Task description >> Beneath this sentence is a set of records; write each of them out exactly.
======== Available data ========
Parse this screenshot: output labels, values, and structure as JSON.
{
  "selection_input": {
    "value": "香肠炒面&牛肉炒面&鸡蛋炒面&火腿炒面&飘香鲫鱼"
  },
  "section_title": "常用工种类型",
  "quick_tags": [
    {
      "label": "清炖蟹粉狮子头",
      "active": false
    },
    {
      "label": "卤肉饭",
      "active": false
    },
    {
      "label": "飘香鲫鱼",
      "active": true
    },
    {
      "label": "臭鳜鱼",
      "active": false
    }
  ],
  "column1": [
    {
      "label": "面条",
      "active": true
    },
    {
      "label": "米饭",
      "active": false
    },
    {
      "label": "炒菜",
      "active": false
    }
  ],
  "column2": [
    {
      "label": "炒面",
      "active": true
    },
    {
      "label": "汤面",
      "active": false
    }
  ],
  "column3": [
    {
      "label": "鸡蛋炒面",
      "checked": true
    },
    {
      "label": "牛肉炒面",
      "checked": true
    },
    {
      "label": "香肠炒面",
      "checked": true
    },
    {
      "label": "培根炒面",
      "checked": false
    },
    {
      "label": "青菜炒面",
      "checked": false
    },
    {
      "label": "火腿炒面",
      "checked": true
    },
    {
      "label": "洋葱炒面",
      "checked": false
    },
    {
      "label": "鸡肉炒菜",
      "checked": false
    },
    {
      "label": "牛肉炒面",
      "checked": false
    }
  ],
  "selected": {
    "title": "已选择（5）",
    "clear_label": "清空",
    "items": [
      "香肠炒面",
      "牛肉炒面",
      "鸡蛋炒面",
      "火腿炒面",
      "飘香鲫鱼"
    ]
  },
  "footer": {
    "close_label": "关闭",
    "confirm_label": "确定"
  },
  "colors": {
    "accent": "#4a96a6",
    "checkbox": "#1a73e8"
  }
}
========
Completed task >>
Parse this screenshot: output labels, values, and structure as JSON.
{
  "selection_input": {
    "value": "香肠炒面&牛肉炒面&鸡蛋炒面&火腿炒面&飘香鲫鱼"
  },
  "section_title": "常用工种类型",
  "quick_tags": [
    {
      "label": "清炖蟹粉狮子头",
      "active": false
    },
    {
      "label": "卤肉饭",
      "active": false
    },
    {
      "label": "飘香鲫鱼",
      "active": true
    },
    {
      "label": "臭鳜鱼",
      "active": false
    }
  ],
  "column1": [
    {
      "label": "面条",
      "active": true
    },
    {
      "label": "米饭",
      "active": false
    },
    {
      "label": "炒菜",
      "active": false
    }
  ],
  "column2": [
    {
      "label": "炒面",
      "active": true
    },
    {
      "label": "汤面",
      "active": false
    }
  ],
  "column3": [
    {
      "label": "鸡蛋炒面",
      "checked": true
    },
    {
      "label": "牛肉炒面",
      "checked": true
    },
    {
      "label": "香肠炒面",
      "checked": true
    },
    {
      "label": "培根炒面",
      "checked": false
    },
    {
      "label": "青菜炒面",
      "checked": false
    },
    {
      "label": "火腿炒面",
      "checked": true
    },
    {
      "label": "洋葱炒面",
      "checked": false
    },
    {
      "label": "鸡肉炒菜",
      "checked": false
    },
    {
      "label": "牛肉炒面",
      "checked": false
    }
  ],
  "selected": {
    "title": "已选择（5）",
    "clear_label": "清空",
    "items": [
      "香肠炒面",
      "牛肉炒面",
      "鸡蛋炒面",
      "火腿炒面",
      "飘香鲫鱼"
    ]
  },
  "footer": {
    "close_label": "关闭",
    "confirm_label": "确定"
  },
  "colors": {
    "accent": "#4a96a6",
    "checkbox": "#1a73e8"
  }
}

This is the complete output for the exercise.